- Leverage your resources – people and hard assets: Resources can be the social dynamic of the time, as RBG leveraged the feminist movement of the 1960’s and 1970’s to advance women’s rights, or the women like Alexandria Ocasio-Cortez who ran for office and unexpectedly won in 2018. Resources can be well-heeled friends and supporters who support your goal financially. Or, resources can be sharing your unoccupied bedroom via AirBnb to generated additional revenue and meet new people. Or, resources today are also the platforms you have via social media and media more broadly.

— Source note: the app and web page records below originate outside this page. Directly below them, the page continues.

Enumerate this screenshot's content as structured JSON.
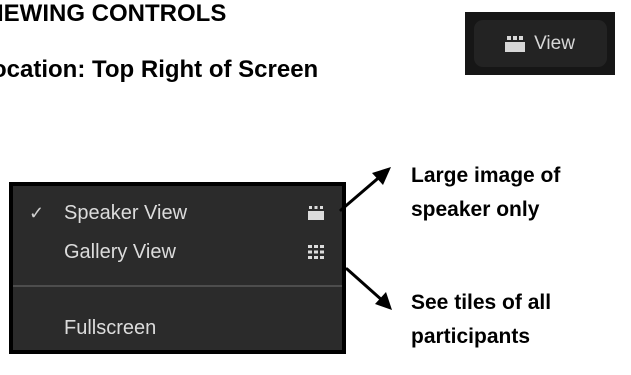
{
  "heading": {
    "title": "IEWING CONTROLS",
    "subtitle": "ocation: Top Right of Screen"
  },
  "view_button": {
    "icon": "speaker-view-icon",
    "label": "View"
  },
  "menu": {
    "items": [
      {
        "label": "Speaker View",
        "checked": true,
        "check_mark": "✓",
        "icon": "speaker-view-icon"
      },
      {
        "label": "Gallery View",
        "checked": false,
        "icon": "gallery-view-icon"
      },
      {
        "label": "Fullscreen",
        "checked": false
      }
    ]
  },
  "annotations": {
    "speaker": [
      "Large image of",
      "speaker only"
    ],
    "gallery": [
      "See tiles of all",
      "participants"
    ]
  },
  "colors": {
    "menu_background": "#2b2b2b",
    "menu_border": "#000000",
    "menu_text": "#dcdcdc",
    "chip_background": "#161616",
    "button_background": "#232323"
  }
}
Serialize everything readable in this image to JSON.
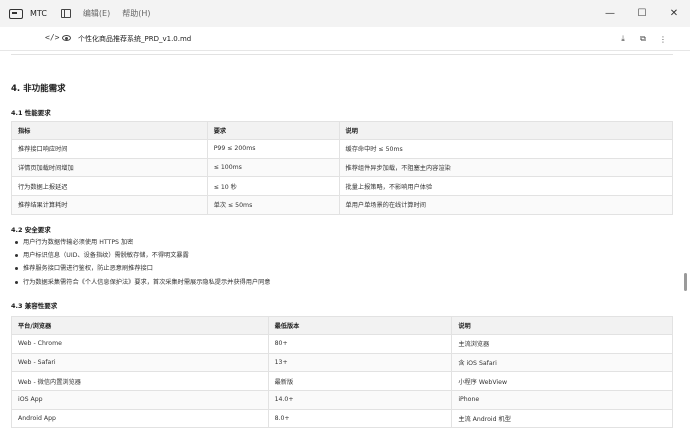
{
  "window": {
    "app_name": "MTC",
    "menu": [
      "编辑(E)",
      "帮助(H)"
    ],
    "controls": [
      "minimize-icon",
      "maximize-icon",
      "close-icon"
    ]
  },
  "file": {
    "name": "个性化商品推荐系统_PRD_v1.0.md",
    "actions": [
      "download-icon",
      "open-external-icon",
      "more-icon"
    ]
  },
  "document": {
    "h2_nonfunctional": "4. 非功能需求",
    "h3_performance": "4.1 性能要求",
    "performance_table": {
      "headers": [
        "指标",
        "要求",
        "说明"
      ],
      "rows": [
        [
          "推荐接口响应时间",
          "P99 ≤ 200ms",
          "缓存命中时 ≤ 50ms"
        ],
        [
          "详情页加载时间增加",
          "≤ 100ms",
          "推荐组件异步加载，不阻塞主内容渲染"
        ],
        [
          "行为数据上报延迟",
          "≤ 10 秒",
          "批量上报策略，不影响用户体验"
        ],
        [
          "推荐结果计算耗时",
          "单次 ≤ 50ms",
          "单用户单场景的在线计算时间"
        ]
      ]
    },
    "h3_security": "4.2 安全要求",
    "security_items": [
      "用户行为数据传输必须使用 HTTPS 加密",
      "用户标识信息（UID、设备指纹）需脱敏存储，不得明文暴露",
      "推荐服务接口需进行鉴权，防止恶意刷推荐接口",
      "行为数据采集需符合《个人信息保护法》要求，首次采集时需展示隐私提示并获得用户同意"
    ],
    "h3_compat": "4.3 兼容性要求",
    "compat_table": {
      "headers": [
        "平台/浏览器",
        "最低版本",
        "说明"
      ],
      "rows": [
        [
          "Web - Chrome",
          "80+",
          "主流浏览器"
        ],
        [
          "Web - Safari",
          "13+",
          "含 iOS Safari"
        ],
        [
          "Web - 微信内置浏览器",
          "最新版",
          "小程序 WebView"
        ],
        [
          "iOS App",
          "14.0+",
          "iPhone"
        ],
        [
          "Android App",
          "8.0+",
          "主流 Android 机型"
        ]
      ]
    }
  }
}
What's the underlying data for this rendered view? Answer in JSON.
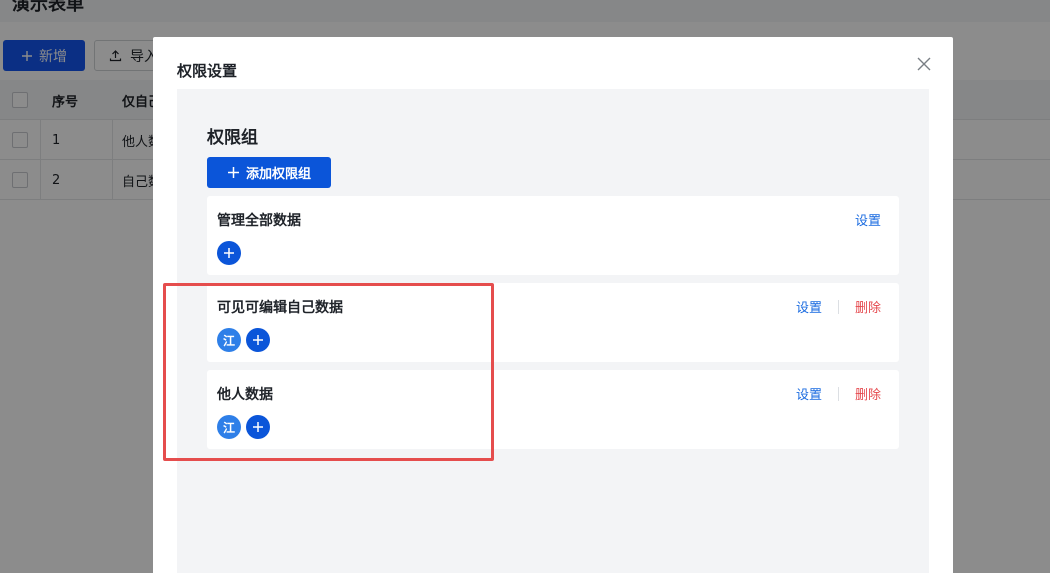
{
  "background": {
    "page_title": "演示表单",
    "new_button": "新增",
    "import_button": "导入",
    "table": {
      "headers": [
        "序号",
        "仅自己"
      ],
      "rows": [
        {
          "index": "1",
          "value": "他人数"
        },
        {
          "index": "2",
          "value": "自己数"
        }
      ]
    }
  },
  "modal": {
    "title": "权限设置",
    "section_title": "权限组",
    "add_group_button": "添加权限组",
    "groups": [
      {
        "name": "管理全部数据",
        "set_label": "设置",
        "members": []
      },
      {
        "name": "可见可编辑自己数据",
        "set_label": "设置",
        "delete_label": "删除",
        "members": [
          "江"
        ]
      },
      {
        "name": "他人数据",
        "set_label": "设置",
        "delete_label": "删除",
        "members": [
          "江"
        ]
      }
    ]
  },
  "colors": {
    "primary": "#0b55d9",
    "link": "#1a6be0",
    "danger": "#e5484d",
    "highlight": "#e54d4d"
  },
  "icons": {
    "close": "close-icon",
    "plus": "plus-icon",
    "upload": "upload-icon"
  }
}
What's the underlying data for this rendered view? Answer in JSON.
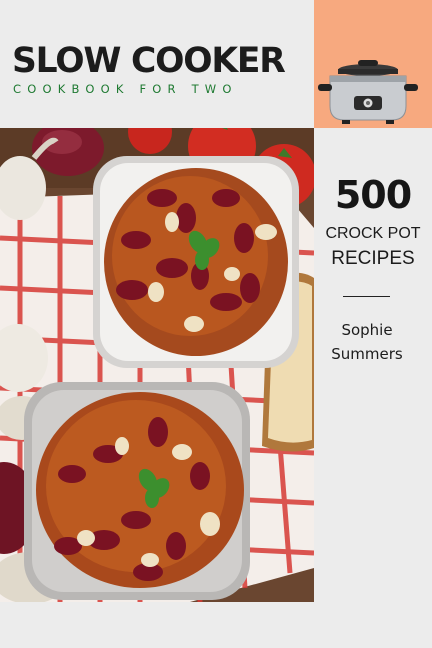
{
  "cover": {
    "title": "SLOW COOKER",
    "subtitle": "COOKBOOK FOR TWO",
    "count": "500",
    "line1": "CROCK POT",
    "line2": "RECIPES",
    "author_first": "Sophie",
    "author_last": "Summers"
  },
  "colors": {
    "background": "#ececec",
    "accent_peach": "#f7a97f",
    "subtitle_green": "#1f7a32",
    "title_text": "#1c1c1c"
  },
  "icons": [
    "slow-cooker-icon"
  ]
}
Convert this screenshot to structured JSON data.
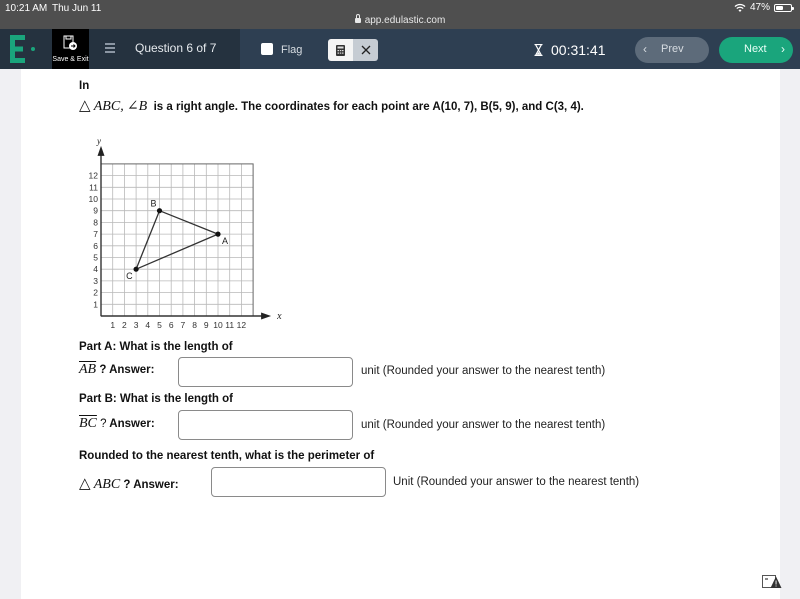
{
  "status_bar": {
    "time": "10:21 AM",
    "date": "Thu Jun 11",
    "url": "app.edulastic.com",
    "battery": "47%",
    "battery_level": 0.47
  },
  "toolbar": {
    "logo_letter": "E",
    "save_exit_label": "Save & Exit",
    "question_counter": "Question 6 of 7",
    "flag_label": "Flag",
    "flag_checked": false,
    "timer": "00:31:41",
    "prev_label": "Prev",
    "next_label": "Next",
    "colors": {
      "brand_green": "#1aa57c",
      "nav_bg": "#2e3f52"
    }
  },
  "question": {
    "intro": "In",
    "triangle_name": "ABC,",
    "angle_name": "∠B",
    "statement": "is a right angle. The coordinates for each point are A(10, 7), B(5, 9), and C(3, 4).",
    "triangle_symbol": "△"
  },
  "chart_data": {
    "type": "scatter",
    "title": "",
    "xlabel": "x",
    "ylabel": "y",
    "xlim": [
      0,
      13
    ],
    "ylim": [
      0,
      13
    ],
    "grid": true,
    "x_ticks": [
      "1",
      "2",
      "3",
      "4",
      "5",
      "6",
      "7",
      "8",
      "9",
      "10",
      "11",
      "12"
    ],
    "y_ticks": [
      "1",
      "2",
      "3",
      "4",
      "5",
      "6",
      "7",
      "8",
      "9",
      "10",
      "11",
      "12"
    ],
    "points": [
      {
        "label": "A",
        "x": 10,
        "y": 7
      },
      {
        "label": "B",
        "x": 5,
        "y": 9
      },
      {
        "label": "C",
        "x": 3,
        "y": 4
      }
    ],
    "segments": [
      [
        "A",
        "B"
      ],
      [
        "B",
        "C"
      ],
      [
        "C",
        "A"
      ]
    ]
  },
  "parts": [
    {
      "prompt": "Part A: What is the length of",
      "segment": "AB",
      "answer_label": "? Answer:",
      "answer_value": "",
      "unit_note": "unit  (Rounded your answer to the nearest tenth)"
    },
    {
      "prompt": "Part B: What is the length of",
      "segment": "BC",
      "answer_label": "? Answer:",
      "answer_value": "",
      "unit_note": "unit (Rounded your answer to the nearest tenth)"
    },
    {
      "prompt": "Rounded to the nearest tenth, what is the perimeter of",
      "segment": "ABC",
      "answer_label": "? Answer:",
      "answer_value": "",
      "unit_note": "Unit (Rounded your answer to the nearest tenth)"
    }
  ],
  "footer": {
    "warning_icon": "image-warning-icon"
  }
}
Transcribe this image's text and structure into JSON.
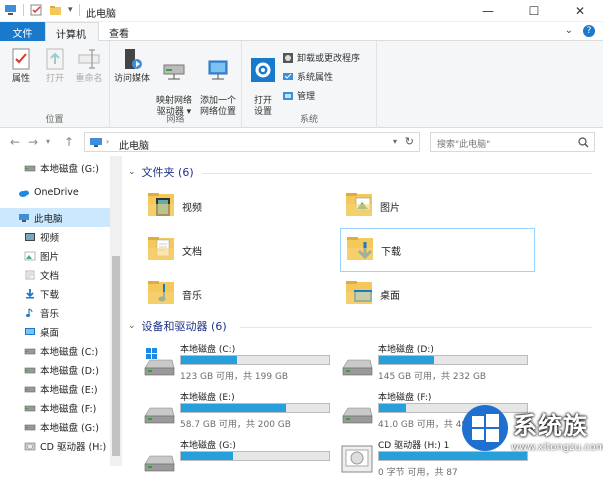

We can each have a louder voice if we want it.
- Use your voice: Miriam Michelson used her journalistic and fiction platforms to spread the message that women can be reporters and best-selling fiction authors. She used her platforms to support and even elevate the burgeoning women’s suffrage movement, ultimately proving pivotal in leading to the 19th Amendment’s passage.
- Be optimistic: Being an underdog requires you to be perennially optimistic about your chances of success, even as practicalities creep in. Surrounding yourself with people who help you maintain that optimism (and away from people who bring you down) is essential as you keep up your courage, find creative solutions and resources, and use whatever platform you have available.
Let all the stories of unexpected success by women like Madeline Pollard, Louisa May Alcott, Alexandria Ocasio-Cortez, Miriam Michelson and Ruth Bader Ginsburg inspire you reframe being underestimated as a good thing.
June 30, 2019 at 09:53PM
Forbes – Entrepreneurs